_WORK TO COMPLETE_. Within the data below, tally the lines that contain "into" and state only the total.

[Stored items from a collection]
--- --- ---
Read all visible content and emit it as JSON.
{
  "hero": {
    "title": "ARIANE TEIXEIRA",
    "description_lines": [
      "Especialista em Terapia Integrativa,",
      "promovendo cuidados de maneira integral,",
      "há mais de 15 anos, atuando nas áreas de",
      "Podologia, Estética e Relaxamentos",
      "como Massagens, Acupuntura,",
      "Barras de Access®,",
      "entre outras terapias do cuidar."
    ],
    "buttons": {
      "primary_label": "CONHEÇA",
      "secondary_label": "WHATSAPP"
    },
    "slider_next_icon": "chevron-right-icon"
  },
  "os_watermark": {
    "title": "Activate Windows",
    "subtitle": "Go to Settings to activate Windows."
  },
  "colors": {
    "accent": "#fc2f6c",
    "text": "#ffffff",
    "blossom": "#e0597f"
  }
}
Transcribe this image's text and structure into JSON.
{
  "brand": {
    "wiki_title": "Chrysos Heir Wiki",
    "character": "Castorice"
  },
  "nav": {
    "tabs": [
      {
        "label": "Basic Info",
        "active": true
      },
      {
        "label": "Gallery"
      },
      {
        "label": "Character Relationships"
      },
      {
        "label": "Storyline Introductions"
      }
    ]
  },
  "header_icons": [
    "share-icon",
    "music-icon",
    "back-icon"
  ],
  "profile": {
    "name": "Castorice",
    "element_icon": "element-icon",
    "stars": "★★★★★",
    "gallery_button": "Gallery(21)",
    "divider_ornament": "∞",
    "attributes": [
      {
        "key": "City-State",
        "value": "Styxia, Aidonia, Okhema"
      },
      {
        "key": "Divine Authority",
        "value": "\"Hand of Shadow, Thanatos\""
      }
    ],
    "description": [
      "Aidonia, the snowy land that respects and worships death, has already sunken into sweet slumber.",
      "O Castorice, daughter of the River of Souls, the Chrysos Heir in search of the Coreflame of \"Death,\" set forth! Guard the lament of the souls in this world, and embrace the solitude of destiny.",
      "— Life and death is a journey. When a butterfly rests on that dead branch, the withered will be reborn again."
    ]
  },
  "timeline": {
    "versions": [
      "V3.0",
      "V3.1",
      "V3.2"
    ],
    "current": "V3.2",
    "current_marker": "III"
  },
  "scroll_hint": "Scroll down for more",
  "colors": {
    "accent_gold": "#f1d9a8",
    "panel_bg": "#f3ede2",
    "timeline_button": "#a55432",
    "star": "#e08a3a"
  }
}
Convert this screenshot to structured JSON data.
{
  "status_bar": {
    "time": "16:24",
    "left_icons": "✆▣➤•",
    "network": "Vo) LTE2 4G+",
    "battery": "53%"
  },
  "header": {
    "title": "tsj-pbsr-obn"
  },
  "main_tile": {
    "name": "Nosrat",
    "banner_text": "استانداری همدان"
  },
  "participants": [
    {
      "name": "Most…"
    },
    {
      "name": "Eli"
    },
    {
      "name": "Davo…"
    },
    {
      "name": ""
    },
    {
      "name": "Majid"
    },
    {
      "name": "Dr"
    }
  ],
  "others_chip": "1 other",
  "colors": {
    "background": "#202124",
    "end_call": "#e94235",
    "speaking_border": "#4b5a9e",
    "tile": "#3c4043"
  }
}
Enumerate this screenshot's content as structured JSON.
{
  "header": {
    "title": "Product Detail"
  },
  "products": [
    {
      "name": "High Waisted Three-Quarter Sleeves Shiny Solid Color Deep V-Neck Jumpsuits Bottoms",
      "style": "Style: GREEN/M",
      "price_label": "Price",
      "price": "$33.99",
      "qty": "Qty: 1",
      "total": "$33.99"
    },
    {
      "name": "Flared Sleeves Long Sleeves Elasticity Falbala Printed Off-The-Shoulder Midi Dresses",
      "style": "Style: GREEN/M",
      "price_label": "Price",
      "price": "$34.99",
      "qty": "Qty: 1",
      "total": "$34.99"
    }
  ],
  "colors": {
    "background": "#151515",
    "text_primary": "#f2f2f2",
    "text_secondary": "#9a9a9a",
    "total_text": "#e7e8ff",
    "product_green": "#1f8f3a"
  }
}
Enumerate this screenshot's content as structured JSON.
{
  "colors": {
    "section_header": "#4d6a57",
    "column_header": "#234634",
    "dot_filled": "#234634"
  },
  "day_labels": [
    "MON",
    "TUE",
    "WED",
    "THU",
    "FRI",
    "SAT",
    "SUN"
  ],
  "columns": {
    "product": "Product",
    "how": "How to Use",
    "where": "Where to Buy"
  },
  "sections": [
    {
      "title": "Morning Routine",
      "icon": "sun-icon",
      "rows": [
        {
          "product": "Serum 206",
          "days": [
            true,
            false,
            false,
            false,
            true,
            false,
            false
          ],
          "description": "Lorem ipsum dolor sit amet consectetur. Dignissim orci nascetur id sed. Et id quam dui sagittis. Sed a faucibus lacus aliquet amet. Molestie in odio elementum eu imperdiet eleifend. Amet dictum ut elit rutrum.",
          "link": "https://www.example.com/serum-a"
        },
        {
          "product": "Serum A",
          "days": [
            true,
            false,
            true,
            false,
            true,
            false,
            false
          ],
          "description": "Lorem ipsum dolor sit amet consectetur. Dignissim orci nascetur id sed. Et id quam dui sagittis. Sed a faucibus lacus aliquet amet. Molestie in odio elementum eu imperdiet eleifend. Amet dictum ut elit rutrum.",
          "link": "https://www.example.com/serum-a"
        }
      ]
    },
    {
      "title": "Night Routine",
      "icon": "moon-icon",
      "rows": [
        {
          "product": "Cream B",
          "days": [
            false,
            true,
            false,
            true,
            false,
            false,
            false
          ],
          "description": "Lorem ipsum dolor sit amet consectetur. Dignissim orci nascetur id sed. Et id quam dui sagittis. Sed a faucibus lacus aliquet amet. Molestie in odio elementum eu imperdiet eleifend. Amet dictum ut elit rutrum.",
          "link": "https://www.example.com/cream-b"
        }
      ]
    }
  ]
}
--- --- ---
_FINAL ANSWER_. 2